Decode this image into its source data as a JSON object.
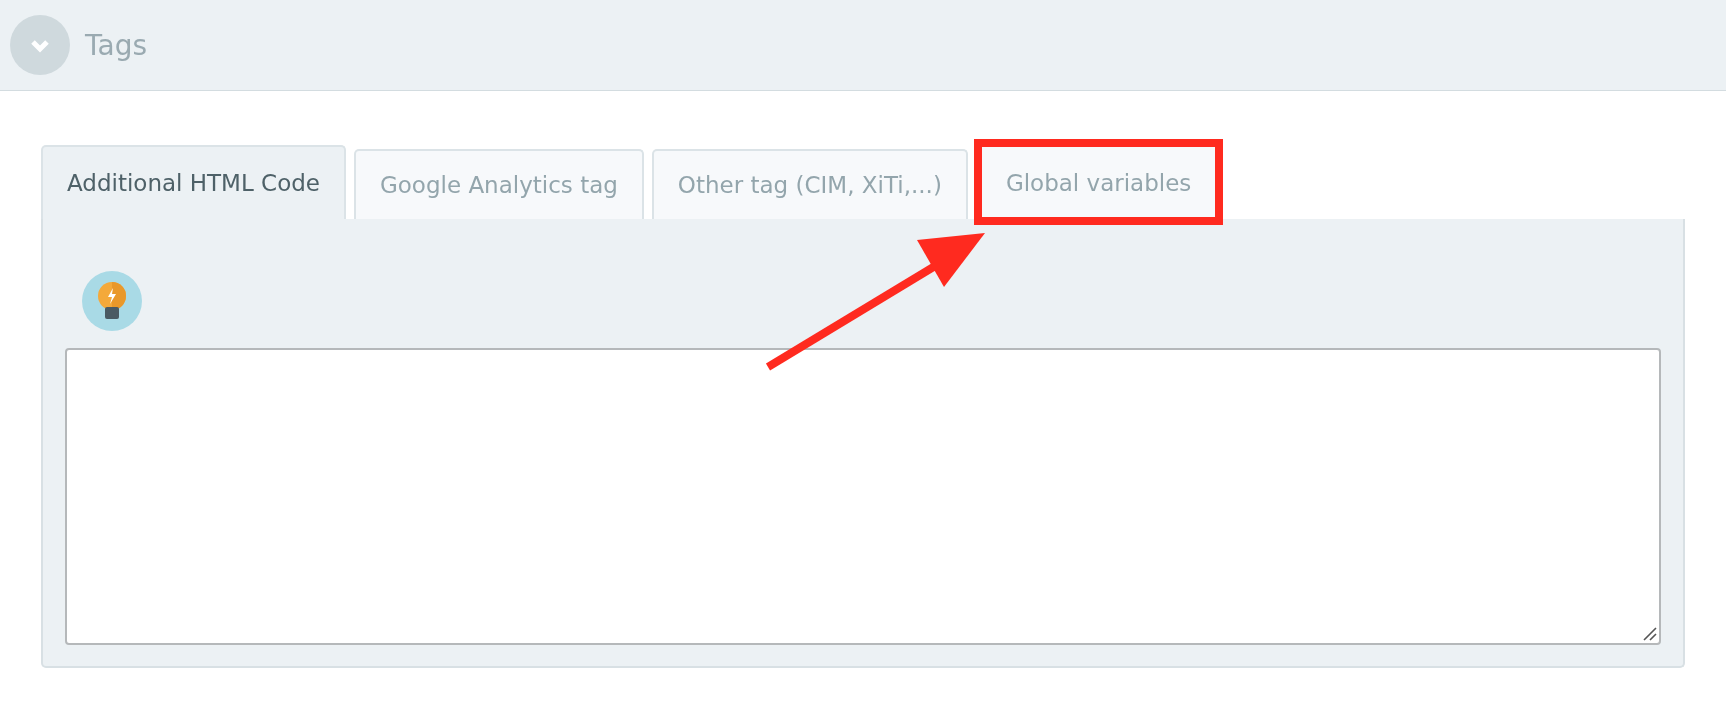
{
  "section": {
    "title": "Tags",
    "expanded": true
  },
  "tabs": [
    {
      "label": "Additional HTML Code",
      "selected": true,
      "highlighted": false
    },
    {
      "label": "Google Analytics tag",
      "selected": false,
      "highlighted": false
    },
    {
      "label": "Other tag (CIM, XiTi,...)",
      "selected": false,
      "highlighted": false
    },
    {
      "label": "Global variables",
      "selected": false,
      "highlighted": true
    }
  ]
}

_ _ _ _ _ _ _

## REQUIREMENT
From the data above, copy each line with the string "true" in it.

## RESPONSE TO THE EXERCISE
    "expanded": true
      "selected": true,
      "highlighted": true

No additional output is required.